Charles Falconer, Secretary of State for Constitutional Affairs, has been forced to reveal details of his ministerial diary after The Observer made a freedom of nformation request.

Falconer's department refused to release the information for six months, on the grounds that there were complex issues of public interest to be taken into account. Other cabinet ministers, including Margaret Beckett, Secretary of State for the Environment, are understood to be concerned that it would leave them open to criticism. They fear that such a move would lead to accusations that they were meeting with large corporations and powerful lobbying organisations too regularly.

But Falconer has refused to provide details of meetings between himself and 'key stakeholders and policy experts', stating:

'It is in the public interest that the Secretary of State can hold free and frank discussions with stakeholders on key issues, and disclosures of the fact of these meetings would result in stakeholders unwilling to enter into discussions... Disclosure of all meetings with stakeholders and external experts may lead to greater pressure and increased expectations for a Secretary of State to meet with others to the detriment of the effective conduct of public affairs.'

Norman Lamb, Liberal Democrat spokesman for Trade and Industry, is campaigning for a public register to be made available which lists individuals and groups who meet ministers. He said:

'This is an important step towards a public register, but the fact that some meetings are still kept secret is cause for concern.
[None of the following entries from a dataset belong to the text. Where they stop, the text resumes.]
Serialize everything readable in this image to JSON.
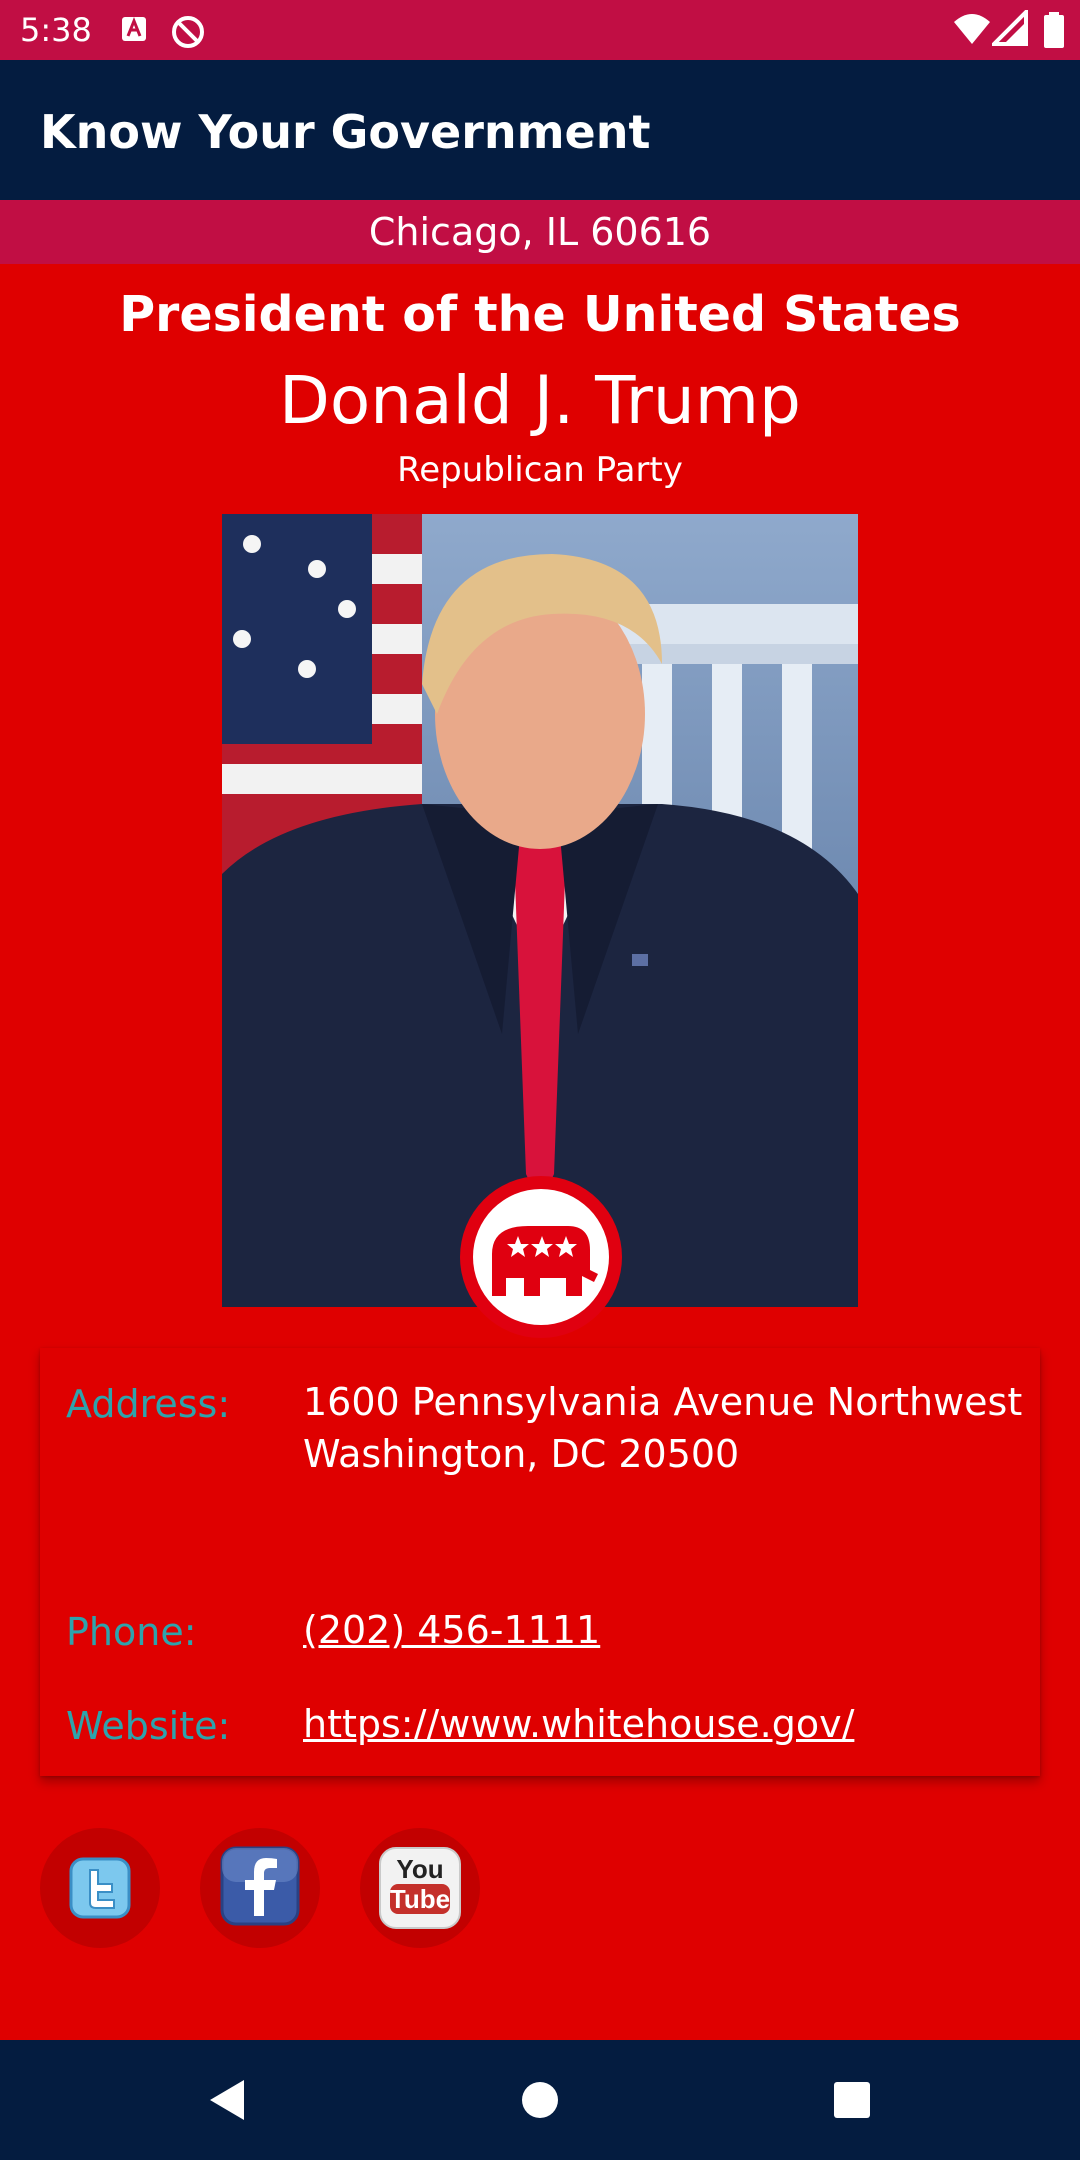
{
  "status_bar": {
    "time": "5:38",
    "icons": [
      "a-badge-icon",
      "sync-disabled-icon",
      "wifi-icon",
      "signal-icon",
      "battery-icon"
    ]
  },
  "app_bar": {
    "title": "Know Your Government"
  },
  "location": {
    "text": "Chicago, IL 60616"
  },
  "official": {
    "office": "President of the United States",
    "name": "Donald J. Trump",
    "party": "Republican Party",
    "party_logo_icon": "republican-elephant-icon"
  },
  "details": {
    "address_label": "Address:",
    "address_line1": "1600 Pennsylvania Avenue Northwest",
    "address_line2": "Washington, DC 20500",
    "phone_label": "Phone:",
    "phone_value": "(202) 456-1111",
    "website_label": "Website:",
    "website_value": "https://www.whitehouse.gov/"
  },
  "social": {
    "youtube_you": "You",
    "youtube_tube": "Tube"
  },
  "nav": {
    "icons": [
      "back-icon",
      "home-icon",
      "recents-icon"
    ]
  },
  "colors": {
    "background": "#DF0000",
    "status_bar": "#C10E44",
    "app_bar": "#041C40",
    "label_teal": "#2EA3AC"
  }
}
It hardly suggests a deep commitment to true open government if ministers can decide which meetings they can reveal and which they won't. If they haven't got anything to hide they should disclose everybody who they meet, and if they have something to hide then that is very worrying.'

Falconer is forced to reveal diary in freedom milestone (The Observer, 24 July 2005)